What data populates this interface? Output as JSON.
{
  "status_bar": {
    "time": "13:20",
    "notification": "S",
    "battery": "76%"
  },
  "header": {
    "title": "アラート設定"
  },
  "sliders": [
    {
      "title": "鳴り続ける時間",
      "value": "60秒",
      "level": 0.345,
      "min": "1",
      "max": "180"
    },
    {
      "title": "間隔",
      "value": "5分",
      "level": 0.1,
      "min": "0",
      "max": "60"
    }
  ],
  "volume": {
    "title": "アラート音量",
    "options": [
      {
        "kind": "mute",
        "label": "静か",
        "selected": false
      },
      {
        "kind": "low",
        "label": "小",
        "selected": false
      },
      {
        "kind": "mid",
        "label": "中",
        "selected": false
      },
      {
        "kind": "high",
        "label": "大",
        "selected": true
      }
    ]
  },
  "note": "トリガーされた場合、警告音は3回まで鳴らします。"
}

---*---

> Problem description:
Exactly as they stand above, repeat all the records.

> Task answer:
What data populates this interface? Output as JSON.
{
  "status_bar": {
    "time": "13:20",
    "notification": "S",
    "battery": "76%"
  },
  "header": {
    "title": "アラート設定"
  },
  "sliders": [
    {
      "title": "鳴り続ける時間",
      "value": "60秒",
      "level": 0.345,
      "min": "1",
      "max": "180"
    },
    {
      "title": "間隔",
      "value": "5分",
      "level": 0.1,
      "min": "0",
      "max": "60"
    }
  ],
  "volume": {
    "title": "アラート音量",
    "options": [
      {
        "kind": "mute",
        "label": "静か",
        "selected": false
      },
      {
        "kind": "low",
        "label": "小",
        "selected": false
      },
      {
        "kind": "mid",
        "label": "中",
        "selected": false
      },
      {
        "kind": "high",
        "label": "大",
        "selected": true
      }
    ]
  },
  "note": "トリガーされた場合、警告音は3回まで鳴らします。"
}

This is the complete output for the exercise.